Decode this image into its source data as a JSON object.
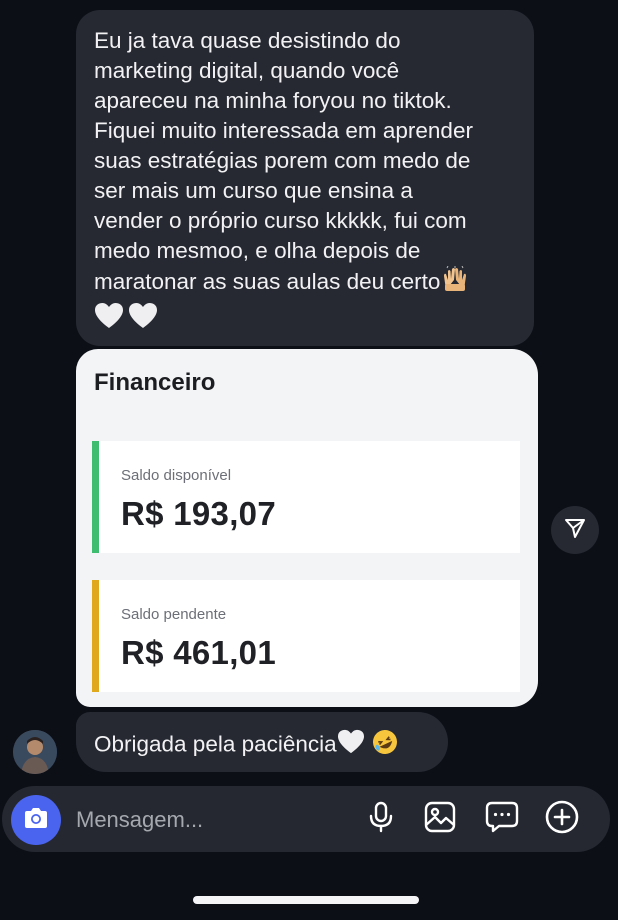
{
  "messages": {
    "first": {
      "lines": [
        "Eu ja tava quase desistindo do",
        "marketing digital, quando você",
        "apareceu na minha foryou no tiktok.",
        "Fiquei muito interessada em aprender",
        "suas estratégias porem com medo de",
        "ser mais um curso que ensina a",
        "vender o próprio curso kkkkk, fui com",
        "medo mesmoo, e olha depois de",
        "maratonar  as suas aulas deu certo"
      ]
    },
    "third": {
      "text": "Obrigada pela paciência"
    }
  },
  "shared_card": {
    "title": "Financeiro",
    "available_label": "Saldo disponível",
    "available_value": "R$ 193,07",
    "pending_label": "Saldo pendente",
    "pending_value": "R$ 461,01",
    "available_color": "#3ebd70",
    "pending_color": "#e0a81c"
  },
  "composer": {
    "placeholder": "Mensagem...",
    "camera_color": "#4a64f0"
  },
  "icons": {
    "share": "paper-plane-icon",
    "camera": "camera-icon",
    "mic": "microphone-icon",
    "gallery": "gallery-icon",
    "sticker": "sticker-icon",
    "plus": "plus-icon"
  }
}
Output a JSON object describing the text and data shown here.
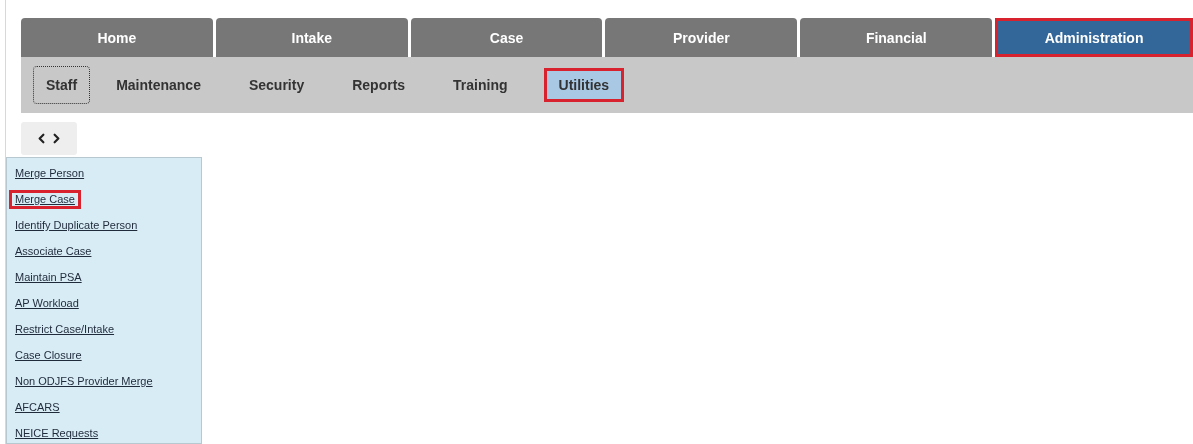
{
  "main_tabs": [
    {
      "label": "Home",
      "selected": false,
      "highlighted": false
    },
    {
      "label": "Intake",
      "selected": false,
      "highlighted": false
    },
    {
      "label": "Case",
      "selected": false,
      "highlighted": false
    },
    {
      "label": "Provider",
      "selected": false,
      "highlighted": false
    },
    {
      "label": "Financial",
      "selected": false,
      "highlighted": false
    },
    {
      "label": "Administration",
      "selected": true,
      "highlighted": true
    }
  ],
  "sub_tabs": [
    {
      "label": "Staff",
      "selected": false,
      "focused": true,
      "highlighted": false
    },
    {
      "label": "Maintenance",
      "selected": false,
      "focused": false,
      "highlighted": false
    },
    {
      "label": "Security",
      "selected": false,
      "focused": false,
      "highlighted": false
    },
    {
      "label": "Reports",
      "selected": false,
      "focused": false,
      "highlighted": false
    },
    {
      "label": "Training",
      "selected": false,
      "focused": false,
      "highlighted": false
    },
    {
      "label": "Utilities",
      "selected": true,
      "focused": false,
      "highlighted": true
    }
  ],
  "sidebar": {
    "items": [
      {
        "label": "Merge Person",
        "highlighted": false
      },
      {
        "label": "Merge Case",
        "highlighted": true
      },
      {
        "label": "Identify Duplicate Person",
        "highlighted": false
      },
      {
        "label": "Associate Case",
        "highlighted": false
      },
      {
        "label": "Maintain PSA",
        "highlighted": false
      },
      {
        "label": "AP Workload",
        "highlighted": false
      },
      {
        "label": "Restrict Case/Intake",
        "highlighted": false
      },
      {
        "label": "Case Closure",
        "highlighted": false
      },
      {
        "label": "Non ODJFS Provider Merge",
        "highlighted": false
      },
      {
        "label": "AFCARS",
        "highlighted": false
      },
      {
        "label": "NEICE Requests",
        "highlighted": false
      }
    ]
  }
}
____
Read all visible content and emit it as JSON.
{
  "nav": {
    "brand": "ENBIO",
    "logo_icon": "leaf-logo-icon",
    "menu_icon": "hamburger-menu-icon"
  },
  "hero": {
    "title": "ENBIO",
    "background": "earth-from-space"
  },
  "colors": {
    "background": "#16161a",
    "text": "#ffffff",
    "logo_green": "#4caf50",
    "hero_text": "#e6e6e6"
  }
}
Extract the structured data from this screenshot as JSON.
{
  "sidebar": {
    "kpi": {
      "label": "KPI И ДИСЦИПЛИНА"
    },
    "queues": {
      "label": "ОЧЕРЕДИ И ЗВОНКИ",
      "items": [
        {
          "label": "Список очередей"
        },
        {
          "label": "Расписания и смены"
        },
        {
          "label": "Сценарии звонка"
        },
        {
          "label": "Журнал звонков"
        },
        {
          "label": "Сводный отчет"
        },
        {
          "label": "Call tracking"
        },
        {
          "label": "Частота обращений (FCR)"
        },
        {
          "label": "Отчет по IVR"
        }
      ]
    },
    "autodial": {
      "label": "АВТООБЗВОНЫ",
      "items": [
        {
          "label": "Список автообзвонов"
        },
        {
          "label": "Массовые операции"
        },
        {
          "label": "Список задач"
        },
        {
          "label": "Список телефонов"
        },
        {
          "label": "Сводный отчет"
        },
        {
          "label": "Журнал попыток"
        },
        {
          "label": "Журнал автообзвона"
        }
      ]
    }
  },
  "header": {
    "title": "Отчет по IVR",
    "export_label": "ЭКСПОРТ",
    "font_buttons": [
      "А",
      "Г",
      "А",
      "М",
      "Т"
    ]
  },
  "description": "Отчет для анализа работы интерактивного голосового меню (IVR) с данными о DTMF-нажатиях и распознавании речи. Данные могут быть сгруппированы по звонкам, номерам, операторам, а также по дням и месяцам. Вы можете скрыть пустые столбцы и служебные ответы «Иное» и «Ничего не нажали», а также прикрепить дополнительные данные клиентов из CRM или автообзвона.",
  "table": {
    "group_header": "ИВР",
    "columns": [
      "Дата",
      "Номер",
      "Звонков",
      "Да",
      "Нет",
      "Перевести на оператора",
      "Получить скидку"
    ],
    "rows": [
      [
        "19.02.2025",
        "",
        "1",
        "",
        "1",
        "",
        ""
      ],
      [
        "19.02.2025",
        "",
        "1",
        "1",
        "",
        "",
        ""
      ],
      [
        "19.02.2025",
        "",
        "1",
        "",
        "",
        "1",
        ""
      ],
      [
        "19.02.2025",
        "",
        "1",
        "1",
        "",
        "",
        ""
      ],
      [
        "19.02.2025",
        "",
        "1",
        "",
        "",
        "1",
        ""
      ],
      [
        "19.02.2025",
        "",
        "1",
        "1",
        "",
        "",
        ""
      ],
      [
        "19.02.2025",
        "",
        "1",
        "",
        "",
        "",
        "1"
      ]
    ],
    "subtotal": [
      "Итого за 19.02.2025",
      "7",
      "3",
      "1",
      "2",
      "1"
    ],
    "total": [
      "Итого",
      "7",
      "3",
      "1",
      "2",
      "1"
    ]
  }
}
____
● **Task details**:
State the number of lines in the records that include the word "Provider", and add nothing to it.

● **Response to this exercise**:
2